The majority of indicators and expert advisors that analyze currency pairs or trade them rely on tick volume. In every Metatrader platform, tick volume is calculated based on the number of price updates (ticks) made during an individual bar or candle formation. Initially, it appears that it is a good approximation to real volume. Still, in actuality, it is not always accurate enough to simulate the actual volume for a given FX pair.
First, the tick volume principle is flawed – one tick (price update) can be caused by either a small trade or a very large trade-either will not be considered in the tick volume, which will only raise one tick. Furthermore, large trades may take place within a broker’s current price
spread, which will not produce a tick. Secondly, the data feed of the broker plays a large role in determining tick volume values. In the forex market, brokers use multiple data feeds depending on the liquidity providers they use. In turn, this causes a discrepancy between what tick volume shows at one and another broker. Sometimes, this discrepancy is quite significant.

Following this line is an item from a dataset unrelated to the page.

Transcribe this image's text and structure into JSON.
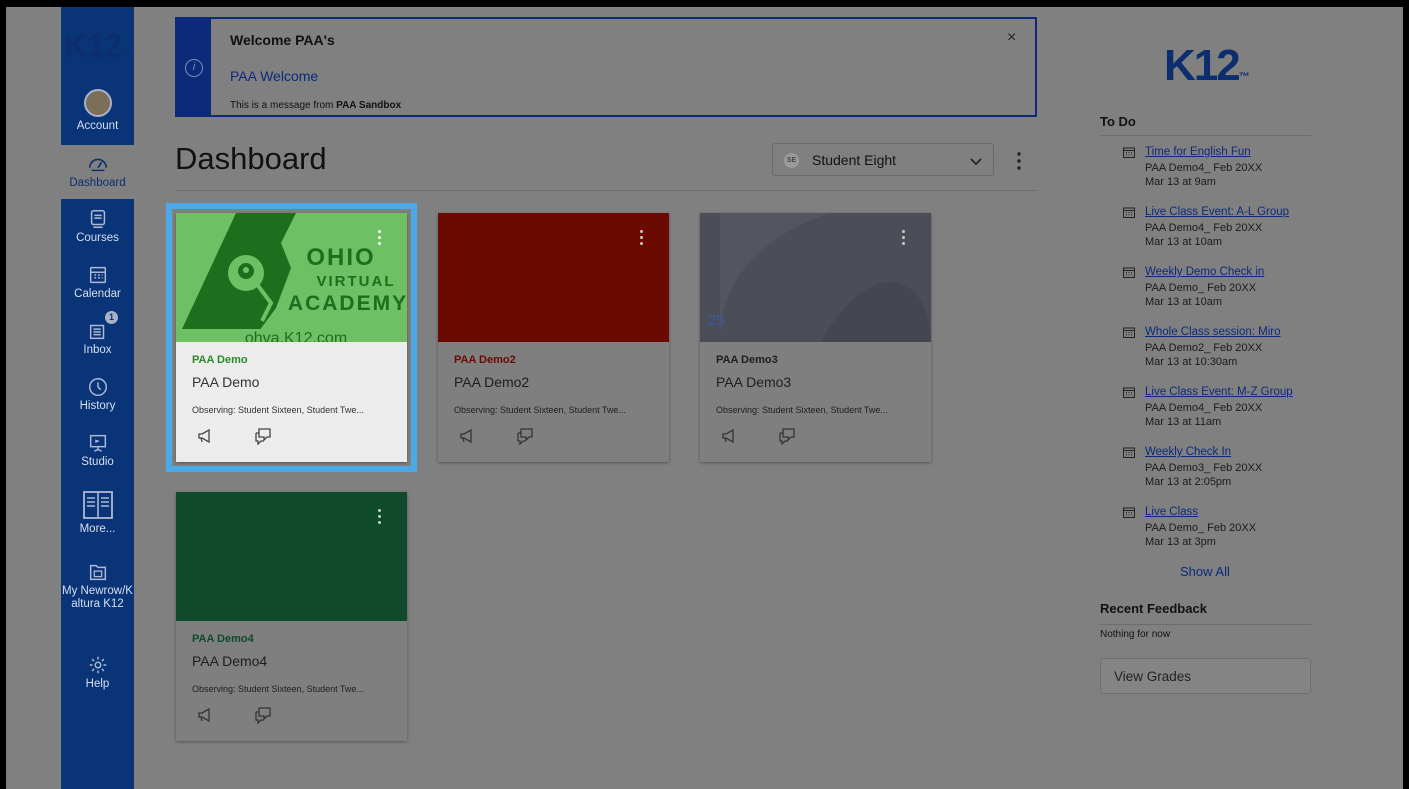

Unlike the foreign exchange market, where there is no real volume information, retail traders can find a reasonable estimate of this volume by examining the tick volume. Of course, the volume of ticks at different brokers can vary owing to different policies. However, the general trends of this volume typically hold across brokers. Furthermore, tick volume is even correlated with forex futures volume.
The following are examples of EUR/USD tick volume discrepancies at two online brokers and the EUR futures contracts (continuous).
This graph illustrates the excess tick volume for the EUR/USD weekly chart. A few volumes are highlighted in red to enhance clarity:
In the following example, red lines show the same volume values on EUR/USD weekly charts during the same period.
It appears that the volume of ticks on the future market is largely unrelated to the volume of real volumes. Of course, there would not be a perfect correlation between spot and futures markets, but it would be an average correlation. TradingView offers a weekly chart for EUR futures (6E) as well.
You have probably noticed that tick volumes sometimes don’t hold as they change among brokers. Additionally, a volume change (the volume at bar N is higher than the volume at bar N-1) is vital for operating such popular indicators as better volume and volume suite.
In many applications for shares and futures, traders would like to transfer trading from these markets to spot currency trading. But the numerous discrepancies between the data feeds that form tick volume renders the tool unreliable. Thus, despite the vast improvement in tick data compared with several years ago, it might take some time for forex tick data to become truly consistently and meaningful as a data source for serious technical and sentiment analysis.